May offset certain adverse effects. Sexual dysfunction is a common adverse effect of SSRIs. One strategy to offset this phenomenon is to add bupropion. However, in a randomized controlled trial, Landén et al19 found that sexual adverse effects induced by SSRIs were greatly mitigated by adding buspirone, even within the first week of treatment. This improvement was more marked in women than in men, which is helpful because sexual dysfunction in women is generally resistant to other interventions.20 Unlike bupropion, buspirone is not contraindicated in patients with seizure and/or eating disorders.4 Additionally, the American Psychiatric Association practice guidelines for the treatment of major depressive disorder identify buspirone as a useful strategy in treating erectile dysfunction and orgasmic dysfunction due to SSRI treatment.15
Unlikely to cause extrapyramidal symptoms (EPS). Because of its central D2 antagonism, buspirone has a low potential (<1%) to produce EPS. Buspirone has even been shown to reverse haloperidol-induced EPS.21
The Table4 highlights key points to bear in mind when prescribing buspirone.
Challenges with buspirone
Response is not immediate. Unlike benzodiazepines, buspirone does not have an immediate onset of action.22 With buspirone monotherapy, response may be seen in approximately 2 to 4 weeks.23 Therefore, patients transitioning from a quick-onset benzodiazepine to buspirone may not report a good response. However, as noted above, when using buspirone to treat SSRI-induced sexual dysfunction, response may emerge within 1 week.19 Buspirone also lacks the euphoric and sedative qualities of benzodiazepines that patients may prefer.
Not for patients with hepatic and renal impairment.

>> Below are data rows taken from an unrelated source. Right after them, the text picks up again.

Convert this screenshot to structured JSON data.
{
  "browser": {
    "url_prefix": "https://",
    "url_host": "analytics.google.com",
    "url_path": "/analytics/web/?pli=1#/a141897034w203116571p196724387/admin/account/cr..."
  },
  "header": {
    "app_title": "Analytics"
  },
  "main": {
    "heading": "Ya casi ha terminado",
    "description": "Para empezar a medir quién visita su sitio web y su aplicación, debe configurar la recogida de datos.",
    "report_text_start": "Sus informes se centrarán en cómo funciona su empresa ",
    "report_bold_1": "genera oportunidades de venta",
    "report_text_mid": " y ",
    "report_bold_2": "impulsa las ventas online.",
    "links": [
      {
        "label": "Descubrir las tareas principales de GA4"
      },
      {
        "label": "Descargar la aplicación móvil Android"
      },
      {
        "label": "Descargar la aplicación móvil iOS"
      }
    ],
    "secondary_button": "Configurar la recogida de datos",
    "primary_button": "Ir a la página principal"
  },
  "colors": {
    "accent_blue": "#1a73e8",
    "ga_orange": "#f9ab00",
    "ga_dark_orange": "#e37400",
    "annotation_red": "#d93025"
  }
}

Because plasma levels of buspirone are elevated in patients with hepatic and renal impairment, this medication is not ideal for use in these populations.4
Continue to: Contraindicated in patients receiving MAOIs